For instance, most older people at one time in their lives experience age discrimination with regard to access to social and healthcare, financial services, social security among others (Kosberg & Garcia, 2013). Most people view the older people as a problem or burden to them. During the mild stage, old people may lose memory, abstract reasoning dysfunction and attention. In the second stage of moderate, it is characterized by language deficit such as apraxia and aphasia. In the severe stage, a person is reduced to a vegetative state with speech becoming repetitive, non-communicative and non-fluent. In most cases, Alzheimer's disease and other forms of dementia may remain undetected or undiagnosed until moderate or severe symptoms appear. This delay in recognition occurs due to difficulty in recognizing early dementia symptoms, confused with symptoms of normal aging and use of inadequate screening tools (Bennett & Kingston, 2013, p.
This research showed that different elder abuse percentages in all the categories of abuse. For instance, psychological abuse was 34%, physical 19%. Neglect 12%, sexual 3% and financial 20% (De Donder et al. p. The largest population of these abuses was mostly carried out in homes. Ways of combating elder abuse Various research findings suggest different ways of intervention that focus both on the carer and patient in reducing the occurrence of abuse.

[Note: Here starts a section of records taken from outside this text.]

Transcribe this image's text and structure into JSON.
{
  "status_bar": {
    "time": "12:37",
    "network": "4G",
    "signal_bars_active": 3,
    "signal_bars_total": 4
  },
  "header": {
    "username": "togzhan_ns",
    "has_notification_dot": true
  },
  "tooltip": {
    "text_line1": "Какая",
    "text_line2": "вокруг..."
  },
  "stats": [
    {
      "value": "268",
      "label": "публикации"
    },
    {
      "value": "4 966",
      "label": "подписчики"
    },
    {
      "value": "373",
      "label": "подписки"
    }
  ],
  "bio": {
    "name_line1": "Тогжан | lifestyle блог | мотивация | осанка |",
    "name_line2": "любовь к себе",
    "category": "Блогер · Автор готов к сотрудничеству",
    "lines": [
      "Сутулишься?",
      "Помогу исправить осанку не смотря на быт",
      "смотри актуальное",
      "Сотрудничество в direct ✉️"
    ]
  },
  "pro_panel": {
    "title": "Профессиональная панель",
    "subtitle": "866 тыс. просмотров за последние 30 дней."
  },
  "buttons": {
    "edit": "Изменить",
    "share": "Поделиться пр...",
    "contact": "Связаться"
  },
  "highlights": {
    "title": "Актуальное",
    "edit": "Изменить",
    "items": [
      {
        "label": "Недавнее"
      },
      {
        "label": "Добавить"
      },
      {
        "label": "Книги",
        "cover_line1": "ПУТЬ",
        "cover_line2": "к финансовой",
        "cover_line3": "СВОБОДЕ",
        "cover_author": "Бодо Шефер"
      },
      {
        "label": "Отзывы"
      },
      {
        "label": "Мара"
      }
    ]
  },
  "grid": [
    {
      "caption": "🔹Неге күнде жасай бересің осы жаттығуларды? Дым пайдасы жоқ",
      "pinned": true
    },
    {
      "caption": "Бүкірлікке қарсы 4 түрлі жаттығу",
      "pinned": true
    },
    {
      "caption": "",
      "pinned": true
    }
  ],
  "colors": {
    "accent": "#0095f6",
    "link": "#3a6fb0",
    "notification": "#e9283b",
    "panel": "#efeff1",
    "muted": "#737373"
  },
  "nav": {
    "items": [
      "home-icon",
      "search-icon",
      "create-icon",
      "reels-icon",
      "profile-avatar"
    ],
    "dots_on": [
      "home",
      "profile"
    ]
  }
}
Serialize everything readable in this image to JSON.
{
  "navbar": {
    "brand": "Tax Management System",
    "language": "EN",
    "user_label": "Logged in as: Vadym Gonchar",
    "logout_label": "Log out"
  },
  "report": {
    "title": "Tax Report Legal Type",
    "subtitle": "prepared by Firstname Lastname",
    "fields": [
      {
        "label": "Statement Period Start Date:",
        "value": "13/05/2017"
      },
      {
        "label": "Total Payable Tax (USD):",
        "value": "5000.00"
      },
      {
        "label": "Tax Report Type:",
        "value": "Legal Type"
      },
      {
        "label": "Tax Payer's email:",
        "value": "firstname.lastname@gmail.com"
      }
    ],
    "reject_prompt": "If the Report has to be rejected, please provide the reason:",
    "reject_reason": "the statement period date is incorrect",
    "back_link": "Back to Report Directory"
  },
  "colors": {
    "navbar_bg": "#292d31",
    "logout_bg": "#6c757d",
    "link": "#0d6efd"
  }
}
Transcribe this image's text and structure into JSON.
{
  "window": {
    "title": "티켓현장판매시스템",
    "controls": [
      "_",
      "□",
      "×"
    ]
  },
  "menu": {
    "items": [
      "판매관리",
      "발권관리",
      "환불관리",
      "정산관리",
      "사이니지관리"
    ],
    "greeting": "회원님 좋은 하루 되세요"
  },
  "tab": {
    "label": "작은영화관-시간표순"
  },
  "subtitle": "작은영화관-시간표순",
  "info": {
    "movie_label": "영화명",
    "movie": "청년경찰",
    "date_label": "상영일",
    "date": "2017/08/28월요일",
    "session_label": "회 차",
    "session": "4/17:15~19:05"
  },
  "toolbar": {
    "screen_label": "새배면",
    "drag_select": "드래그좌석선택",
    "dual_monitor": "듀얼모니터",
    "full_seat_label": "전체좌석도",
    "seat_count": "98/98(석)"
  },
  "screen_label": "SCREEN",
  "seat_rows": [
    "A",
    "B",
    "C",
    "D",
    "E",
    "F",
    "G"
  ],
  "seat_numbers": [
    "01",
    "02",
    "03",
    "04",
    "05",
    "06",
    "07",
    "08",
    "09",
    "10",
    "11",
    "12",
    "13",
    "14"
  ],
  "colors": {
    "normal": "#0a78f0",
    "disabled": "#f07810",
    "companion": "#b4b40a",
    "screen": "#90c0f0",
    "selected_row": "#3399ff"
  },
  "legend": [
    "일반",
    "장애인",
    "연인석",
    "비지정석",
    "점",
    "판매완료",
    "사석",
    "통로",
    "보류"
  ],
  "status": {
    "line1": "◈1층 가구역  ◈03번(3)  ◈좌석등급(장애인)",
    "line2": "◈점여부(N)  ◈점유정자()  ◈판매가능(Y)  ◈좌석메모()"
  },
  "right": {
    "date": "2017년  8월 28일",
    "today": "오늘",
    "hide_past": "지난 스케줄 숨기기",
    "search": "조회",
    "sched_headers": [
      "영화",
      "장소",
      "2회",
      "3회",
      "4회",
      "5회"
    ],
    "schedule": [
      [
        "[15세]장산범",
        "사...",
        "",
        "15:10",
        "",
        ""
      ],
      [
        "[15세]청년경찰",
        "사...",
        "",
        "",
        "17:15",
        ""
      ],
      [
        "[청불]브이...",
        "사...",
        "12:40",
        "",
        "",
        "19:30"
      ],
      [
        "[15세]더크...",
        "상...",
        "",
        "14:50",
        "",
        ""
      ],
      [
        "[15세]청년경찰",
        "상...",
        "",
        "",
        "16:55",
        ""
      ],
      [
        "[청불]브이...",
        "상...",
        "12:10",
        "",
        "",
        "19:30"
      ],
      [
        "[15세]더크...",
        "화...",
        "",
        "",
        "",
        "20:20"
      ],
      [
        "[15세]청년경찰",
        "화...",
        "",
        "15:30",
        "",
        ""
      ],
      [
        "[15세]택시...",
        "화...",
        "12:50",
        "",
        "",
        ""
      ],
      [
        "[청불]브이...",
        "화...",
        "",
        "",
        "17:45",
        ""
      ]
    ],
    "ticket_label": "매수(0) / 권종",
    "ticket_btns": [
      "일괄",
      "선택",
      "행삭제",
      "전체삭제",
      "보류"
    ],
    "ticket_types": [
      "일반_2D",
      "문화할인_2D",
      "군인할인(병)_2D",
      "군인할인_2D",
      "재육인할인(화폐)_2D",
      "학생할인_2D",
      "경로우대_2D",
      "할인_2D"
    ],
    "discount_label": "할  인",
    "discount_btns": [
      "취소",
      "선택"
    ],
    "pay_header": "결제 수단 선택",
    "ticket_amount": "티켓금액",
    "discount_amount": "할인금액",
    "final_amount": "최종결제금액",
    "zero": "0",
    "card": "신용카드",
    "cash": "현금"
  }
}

For instance, there has been the development of treatment strategies that has focused on carer including anger management, stress reduction techniques, dealing with alcohol and drug abuse, and counseling (McKhann et al. p. There is need to reduce the carer burden through increasing day care and home care services to eliminate chances of abuse.
Also, it is important to undertake an anger management and education programme for those who have ever been perpetrators of abuse. Due changes in demographics, increased aging population, older have been left to live alone in our communities. This situation prompted my urge to raise awareness of the potential abuses, neglect, and exploitations that older people undergone mostly those suffering from dementia. This research paper majorly focused on the current legislation and policies, the concept and definition of dementia and its effects on social workers in relation to eradicating elder abuse. To mitigate this problem, evidence-based practices are vital in professional decision making by social workers (McKhann et al. It is evident from the above discussion that caring for older people with dementia can be very demanding.
W. Elder abuse: Concepts, theories, and interventions. Springer Cooper, C. Selwood, A. Blanchard, M. Lang, G. Santos, A. J. Tamutiene, I. Koivusilta, M. L. Elder abuse: International and cross-cultural perspectives. Routledge. Lowenstein, A. Eisikovits, Z. McKhann, G. M. Knopman, D. S. Chertkow, H. Manly, J. J. Mayeux, R. and Mohs, R. C.
From $10 to earn access
Only on Studyloop